PROVIDED ENTRIES >>

# # #

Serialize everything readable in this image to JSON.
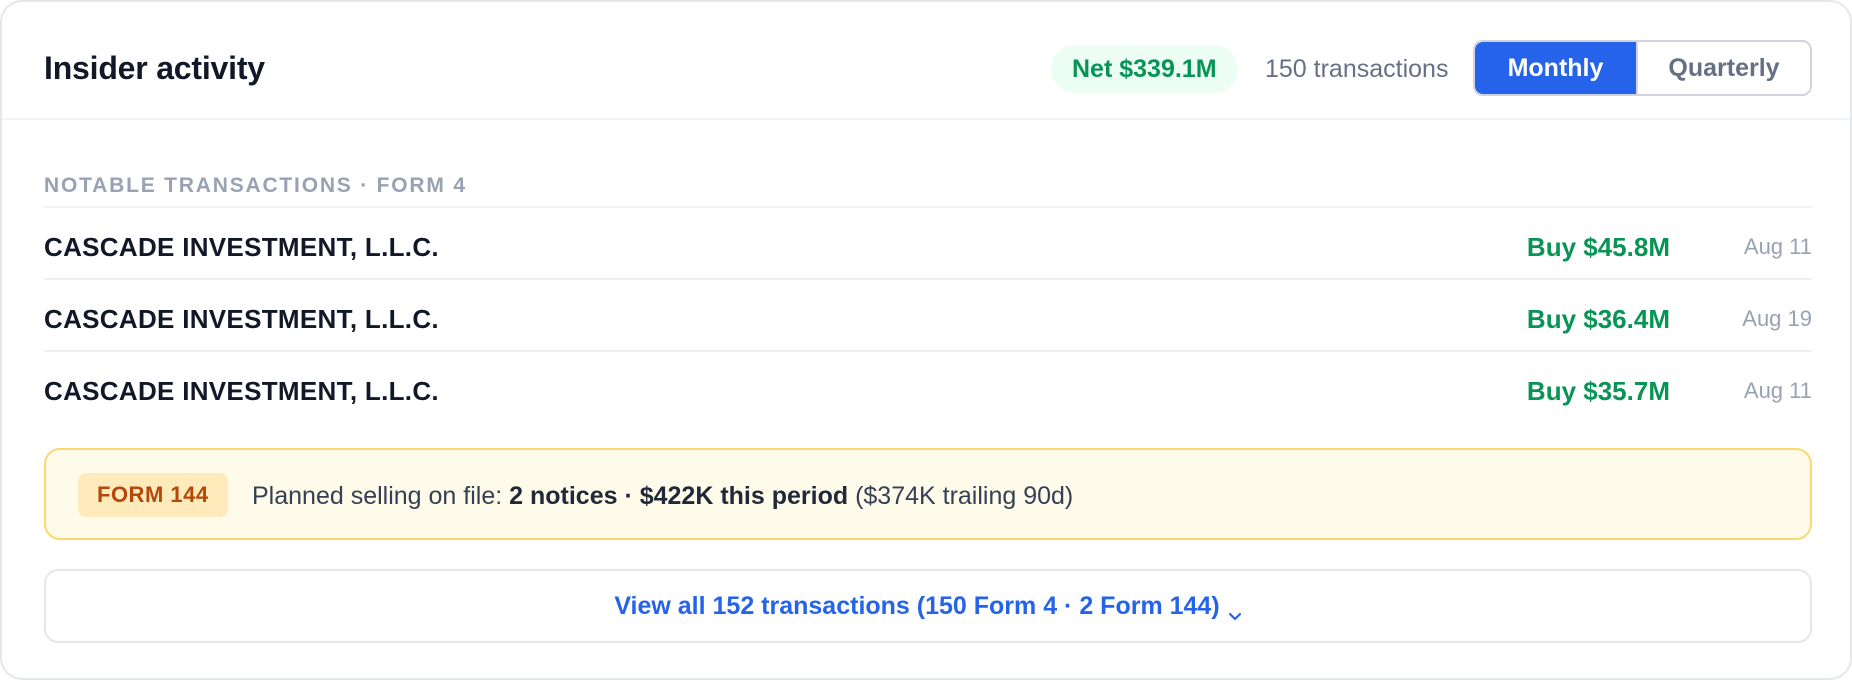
{
  "header": {
    "title": "Insider activity",
    "net_badge": "Net $339.1M",
    "transaction_count": "150 transactions",
    "period_options": [
      "Monthly",
      "Quarterly"
    ],
    "selected_period": "Monthly"
  },
  "notable": {
    "section_label": "NOTABLE TRANSACTIONS · FORM 4",
    "rows": [
      {
        "name": "CASCADE INVESTMENT, L.L.C.",
        "amount": "Buy $45.8M",
        "date": "Aug 11"
      },
      {
        "name": "CASCADE INVESTMENT, L.L.C.",
        "amount": "Buy $36.4M",
        "date": "Aug 19"
      },
      {
        "name": "CASCADE INVESTMENT, L.L.C.",
        "amount": "Buy $35.7M",
        "date": "Aug 11"
      }
    ]
  },
  "form144": {
    "badge": "FORM 144",
    "prefix": "Planned selling on file: ",
    "bold": "2 notices · $422K this period",
    "suffix": " ($374K trailing 90d)"
  },
  "view_all": {
    "label": "View all 152 transactions (150 Form 4 · 2 Form 144)",
    "icon": "chevron-down-icon"
  },
  "colors": {
    "accent_blue": "#2563eb",
    "buy_green": "#079455",
    "warning_bg": "#fffbeb",
    "warning_text": "#b54708"
  }
}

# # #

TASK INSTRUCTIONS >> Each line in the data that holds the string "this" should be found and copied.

RESULT OF THE TASK >>
Serialize everything readable in this image to JSON.
    "bold": "2 notices · $422K this period",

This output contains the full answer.